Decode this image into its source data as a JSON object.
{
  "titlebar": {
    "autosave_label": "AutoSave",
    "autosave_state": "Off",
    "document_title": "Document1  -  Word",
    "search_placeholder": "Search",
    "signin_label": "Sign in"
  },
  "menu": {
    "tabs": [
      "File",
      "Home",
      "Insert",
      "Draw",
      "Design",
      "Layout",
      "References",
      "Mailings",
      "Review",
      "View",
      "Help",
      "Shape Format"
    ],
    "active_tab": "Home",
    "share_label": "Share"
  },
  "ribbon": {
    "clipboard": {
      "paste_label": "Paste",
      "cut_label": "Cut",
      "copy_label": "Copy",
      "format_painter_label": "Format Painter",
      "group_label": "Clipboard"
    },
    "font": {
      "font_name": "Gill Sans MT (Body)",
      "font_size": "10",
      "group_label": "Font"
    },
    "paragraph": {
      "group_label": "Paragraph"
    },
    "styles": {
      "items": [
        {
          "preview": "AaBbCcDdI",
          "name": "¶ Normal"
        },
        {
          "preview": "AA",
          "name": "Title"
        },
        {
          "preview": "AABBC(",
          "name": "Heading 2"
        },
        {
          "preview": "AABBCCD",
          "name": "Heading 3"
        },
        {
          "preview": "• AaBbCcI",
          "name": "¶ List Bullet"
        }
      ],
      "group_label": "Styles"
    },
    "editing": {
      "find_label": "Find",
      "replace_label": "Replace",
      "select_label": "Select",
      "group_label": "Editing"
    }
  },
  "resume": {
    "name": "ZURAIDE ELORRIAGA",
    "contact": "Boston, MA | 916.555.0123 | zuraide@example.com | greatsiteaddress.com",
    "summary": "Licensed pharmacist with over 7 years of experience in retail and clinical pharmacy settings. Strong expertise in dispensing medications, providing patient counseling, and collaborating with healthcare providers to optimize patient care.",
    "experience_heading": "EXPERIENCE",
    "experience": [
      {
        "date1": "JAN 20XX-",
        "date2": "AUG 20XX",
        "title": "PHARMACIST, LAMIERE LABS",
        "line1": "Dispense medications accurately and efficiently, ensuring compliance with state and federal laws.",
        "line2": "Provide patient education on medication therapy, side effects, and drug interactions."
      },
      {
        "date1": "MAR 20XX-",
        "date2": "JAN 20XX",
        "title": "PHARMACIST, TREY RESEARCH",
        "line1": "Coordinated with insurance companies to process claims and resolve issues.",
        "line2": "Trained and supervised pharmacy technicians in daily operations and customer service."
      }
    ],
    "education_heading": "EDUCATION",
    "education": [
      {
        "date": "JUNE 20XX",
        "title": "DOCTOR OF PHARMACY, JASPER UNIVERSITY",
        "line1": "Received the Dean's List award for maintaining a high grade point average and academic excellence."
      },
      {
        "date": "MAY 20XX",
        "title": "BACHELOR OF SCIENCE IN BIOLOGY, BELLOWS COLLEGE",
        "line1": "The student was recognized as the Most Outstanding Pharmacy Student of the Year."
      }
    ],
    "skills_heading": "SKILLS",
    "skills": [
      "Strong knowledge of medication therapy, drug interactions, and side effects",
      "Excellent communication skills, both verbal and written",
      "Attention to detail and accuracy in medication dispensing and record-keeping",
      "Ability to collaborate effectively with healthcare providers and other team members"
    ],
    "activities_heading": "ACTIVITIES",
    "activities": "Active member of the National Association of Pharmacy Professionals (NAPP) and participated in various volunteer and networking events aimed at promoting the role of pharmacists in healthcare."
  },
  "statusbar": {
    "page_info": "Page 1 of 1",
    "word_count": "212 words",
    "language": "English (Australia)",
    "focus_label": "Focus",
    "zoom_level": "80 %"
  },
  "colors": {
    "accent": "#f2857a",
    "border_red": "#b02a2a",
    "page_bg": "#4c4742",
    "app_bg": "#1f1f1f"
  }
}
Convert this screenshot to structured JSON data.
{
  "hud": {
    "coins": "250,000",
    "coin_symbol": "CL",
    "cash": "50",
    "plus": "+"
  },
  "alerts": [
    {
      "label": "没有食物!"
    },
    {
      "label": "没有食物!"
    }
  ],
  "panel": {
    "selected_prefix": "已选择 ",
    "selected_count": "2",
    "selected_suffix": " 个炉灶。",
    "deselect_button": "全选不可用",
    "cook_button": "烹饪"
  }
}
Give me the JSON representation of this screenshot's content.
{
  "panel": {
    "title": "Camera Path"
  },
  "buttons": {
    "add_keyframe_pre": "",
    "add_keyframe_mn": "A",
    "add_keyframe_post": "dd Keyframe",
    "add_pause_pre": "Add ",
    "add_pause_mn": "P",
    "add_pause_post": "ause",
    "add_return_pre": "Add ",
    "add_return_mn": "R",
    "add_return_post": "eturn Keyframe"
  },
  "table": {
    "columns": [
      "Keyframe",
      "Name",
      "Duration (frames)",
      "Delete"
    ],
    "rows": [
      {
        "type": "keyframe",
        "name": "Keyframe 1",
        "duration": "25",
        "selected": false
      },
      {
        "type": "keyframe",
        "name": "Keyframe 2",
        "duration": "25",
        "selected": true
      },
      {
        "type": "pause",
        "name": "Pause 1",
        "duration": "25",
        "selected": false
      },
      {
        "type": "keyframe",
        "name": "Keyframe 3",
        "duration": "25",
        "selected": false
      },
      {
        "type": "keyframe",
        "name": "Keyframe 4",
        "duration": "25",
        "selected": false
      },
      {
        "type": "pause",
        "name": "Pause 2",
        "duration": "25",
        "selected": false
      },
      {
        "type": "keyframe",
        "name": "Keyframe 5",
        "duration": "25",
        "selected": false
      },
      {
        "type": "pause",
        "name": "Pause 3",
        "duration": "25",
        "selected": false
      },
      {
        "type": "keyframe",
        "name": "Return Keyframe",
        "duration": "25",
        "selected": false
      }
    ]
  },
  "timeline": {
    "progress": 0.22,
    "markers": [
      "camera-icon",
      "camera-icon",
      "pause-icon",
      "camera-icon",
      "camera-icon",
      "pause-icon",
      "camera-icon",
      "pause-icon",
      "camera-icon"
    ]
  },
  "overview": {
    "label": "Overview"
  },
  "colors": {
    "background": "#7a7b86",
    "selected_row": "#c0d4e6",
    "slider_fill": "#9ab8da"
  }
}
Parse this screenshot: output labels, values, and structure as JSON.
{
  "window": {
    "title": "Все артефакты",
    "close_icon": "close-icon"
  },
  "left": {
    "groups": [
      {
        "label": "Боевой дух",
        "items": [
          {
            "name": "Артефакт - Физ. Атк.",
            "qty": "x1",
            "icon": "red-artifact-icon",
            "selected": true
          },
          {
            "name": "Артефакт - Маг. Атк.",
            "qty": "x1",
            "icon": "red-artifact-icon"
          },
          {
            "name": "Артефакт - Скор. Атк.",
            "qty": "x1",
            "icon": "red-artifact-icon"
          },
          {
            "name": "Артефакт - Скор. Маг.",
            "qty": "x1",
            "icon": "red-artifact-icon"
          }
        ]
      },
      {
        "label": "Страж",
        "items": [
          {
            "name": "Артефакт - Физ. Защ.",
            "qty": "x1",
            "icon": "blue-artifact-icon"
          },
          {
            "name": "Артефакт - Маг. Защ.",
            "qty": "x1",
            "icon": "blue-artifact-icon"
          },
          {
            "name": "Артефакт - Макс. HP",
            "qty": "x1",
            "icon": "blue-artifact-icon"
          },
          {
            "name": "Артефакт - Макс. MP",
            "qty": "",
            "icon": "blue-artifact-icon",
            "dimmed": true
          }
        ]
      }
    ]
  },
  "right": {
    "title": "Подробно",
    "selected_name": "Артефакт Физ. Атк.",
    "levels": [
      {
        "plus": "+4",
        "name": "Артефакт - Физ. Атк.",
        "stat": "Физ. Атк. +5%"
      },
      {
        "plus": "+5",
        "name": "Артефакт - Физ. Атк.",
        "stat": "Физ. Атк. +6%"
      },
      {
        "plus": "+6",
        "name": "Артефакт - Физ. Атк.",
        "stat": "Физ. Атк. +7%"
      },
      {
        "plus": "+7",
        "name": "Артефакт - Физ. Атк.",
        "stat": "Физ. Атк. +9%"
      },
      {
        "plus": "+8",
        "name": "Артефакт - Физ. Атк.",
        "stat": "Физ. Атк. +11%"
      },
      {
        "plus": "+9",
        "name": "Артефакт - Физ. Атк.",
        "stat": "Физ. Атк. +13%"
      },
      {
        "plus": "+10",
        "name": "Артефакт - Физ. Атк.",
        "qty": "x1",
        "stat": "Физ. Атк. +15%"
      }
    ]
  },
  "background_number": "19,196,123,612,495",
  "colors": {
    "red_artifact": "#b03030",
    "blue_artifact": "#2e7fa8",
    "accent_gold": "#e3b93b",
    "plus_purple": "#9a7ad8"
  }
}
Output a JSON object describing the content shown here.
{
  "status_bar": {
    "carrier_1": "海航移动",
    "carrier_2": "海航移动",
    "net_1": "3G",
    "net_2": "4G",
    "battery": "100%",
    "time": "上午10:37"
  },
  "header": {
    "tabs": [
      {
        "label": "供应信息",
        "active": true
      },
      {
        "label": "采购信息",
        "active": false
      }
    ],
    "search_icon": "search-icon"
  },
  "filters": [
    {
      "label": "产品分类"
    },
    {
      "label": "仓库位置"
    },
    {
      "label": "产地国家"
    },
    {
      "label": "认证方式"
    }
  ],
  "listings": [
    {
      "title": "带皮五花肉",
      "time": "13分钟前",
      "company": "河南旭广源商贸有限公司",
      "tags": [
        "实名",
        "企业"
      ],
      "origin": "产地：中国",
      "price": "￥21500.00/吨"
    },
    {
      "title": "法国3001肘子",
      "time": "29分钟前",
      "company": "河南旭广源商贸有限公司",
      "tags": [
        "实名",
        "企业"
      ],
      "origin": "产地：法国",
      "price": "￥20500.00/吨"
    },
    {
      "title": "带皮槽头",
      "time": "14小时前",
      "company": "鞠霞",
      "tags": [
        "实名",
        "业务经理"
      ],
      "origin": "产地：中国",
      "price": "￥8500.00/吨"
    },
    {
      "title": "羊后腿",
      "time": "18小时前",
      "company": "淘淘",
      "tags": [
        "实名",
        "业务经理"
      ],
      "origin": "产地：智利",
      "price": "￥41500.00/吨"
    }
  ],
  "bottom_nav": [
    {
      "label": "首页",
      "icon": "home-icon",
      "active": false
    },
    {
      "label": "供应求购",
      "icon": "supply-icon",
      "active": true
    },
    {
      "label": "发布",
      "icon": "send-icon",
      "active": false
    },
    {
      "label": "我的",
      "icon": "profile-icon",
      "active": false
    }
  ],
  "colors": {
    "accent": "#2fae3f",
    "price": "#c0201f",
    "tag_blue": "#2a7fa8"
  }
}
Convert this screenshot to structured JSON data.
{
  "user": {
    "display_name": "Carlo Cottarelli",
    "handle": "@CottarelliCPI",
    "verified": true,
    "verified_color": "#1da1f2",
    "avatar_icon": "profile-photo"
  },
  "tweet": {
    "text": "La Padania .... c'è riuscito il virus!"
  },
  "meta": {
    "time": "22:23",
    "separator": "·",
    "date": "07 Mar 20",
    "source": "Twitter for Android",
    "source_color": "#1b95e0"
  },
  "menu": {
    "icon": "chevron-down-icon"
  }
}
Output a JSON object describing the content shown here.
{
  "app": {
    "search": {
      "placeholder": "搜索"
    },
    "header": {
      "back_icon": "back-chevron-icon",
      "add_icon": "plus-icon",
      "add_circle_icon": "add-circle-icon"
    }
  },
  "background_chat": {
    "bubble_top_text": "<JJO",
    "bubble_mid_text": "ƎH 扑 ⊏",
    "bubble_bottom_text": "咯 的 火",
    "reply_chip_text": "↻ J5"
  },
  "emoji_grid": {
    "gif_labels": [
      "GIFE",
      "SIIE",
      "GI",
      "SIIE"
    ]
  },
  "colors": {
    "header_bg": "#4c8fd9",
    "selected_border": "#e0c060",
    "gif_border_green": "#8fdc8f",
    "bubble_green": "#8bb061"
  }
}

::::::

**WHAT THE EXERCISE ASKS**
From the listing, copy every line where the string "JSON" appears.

**ANSWER SPACE**
Decode this image into its source data as a JSON object.
Convert this screenshot to structured JSON data.
Give me the JSON representation of this screenshot's content.
Parse this screenshot: output labels, values, and structure as JSON.
Output a JSON object describing the content shown here.
Convert this screenshot to structured JSON data.
Output a JSON object describing the content shown here.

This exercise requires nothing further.